Among the entries below, please show each line that carries the word "mention".

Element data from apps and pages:

Content starts

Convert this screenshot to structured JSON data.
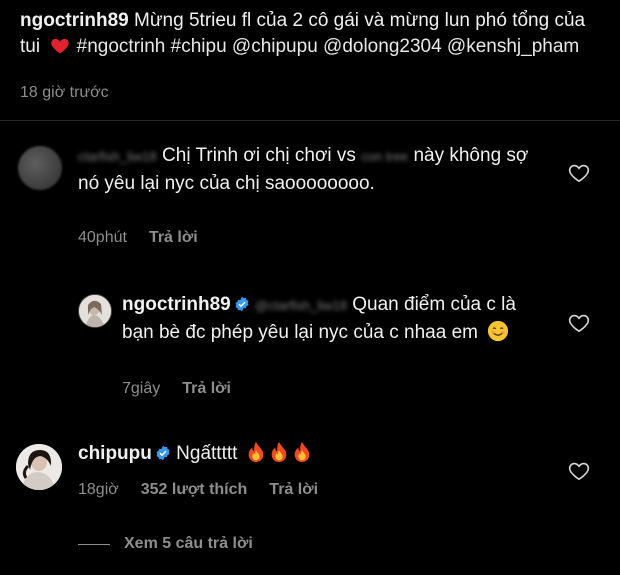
{
  "caption": {
    "username": "ngoctrinh89",
    "text_before": "Mừng 5trieu fl của 2 cô gái và mừng lun phó tổng của tui",
    "tags": "#ngoctrinh #chipu @chipupu @dolong2304 @kenshj_pham",
    "time": "18 giờ trước"
  },
  "comment1": {
    "username": "ctarfish_liw18",
    "text_a": "Chị Trinh ơi chị chơi vs",
    "mention": "con tree",
    "text_b": "này không sợ nó yêu lại nyc của chị saoooooooo.",
    "time": "40phút",
    "reply": "Trả lời"
  },
  "reply1": {
    "username": "ngoctrinh89",
    "mention": "@ctarfish_liw18",
    "text": "Quan điểm của c là bạn bè đc phép yêu lại nyc của c nhaa em",
    "time": "7giây",
    "reply": "Trả lời"
  },
  "comment2": {
    "username": "chipupu",
    "text": "Ngấttttt",
    "time": "18giờ",
    "likes": "352 lượt thích",
    "reply": "Trả lời"
  },
  "view_replies": "Xem 5 câu trả lời",
  "icons": {
    "like": "heart-outline-icon",
    "verified": "verified-badge-icon",
    "fire": "fire-emoji-icon",
    "smile": "smiling-face-emoji-icon"
  },
  "colors": {
    "background": "#000000",
    "text": "#f0f0f0",
    "muted": "#8e8e8e",
    "verified": "#3897f0"
  }
}
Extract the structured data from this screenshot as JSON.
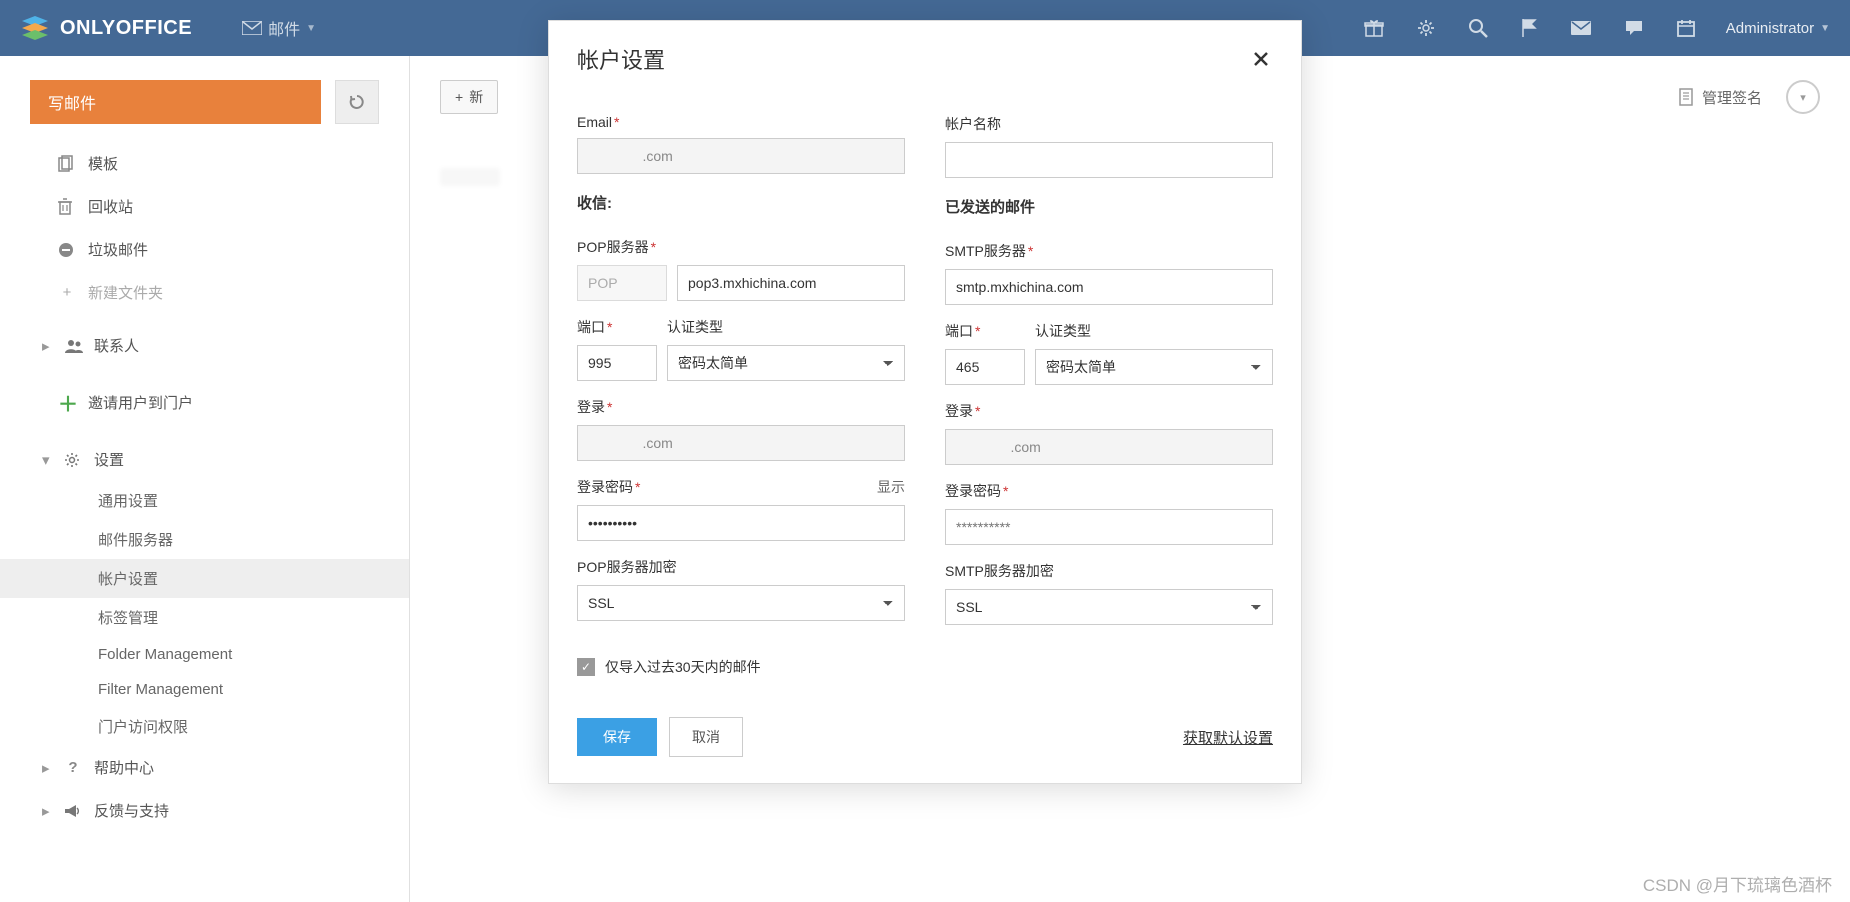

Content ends

--- Task output ---
    "mention": "con tree",
    "mention": "@ctarfish_liw18",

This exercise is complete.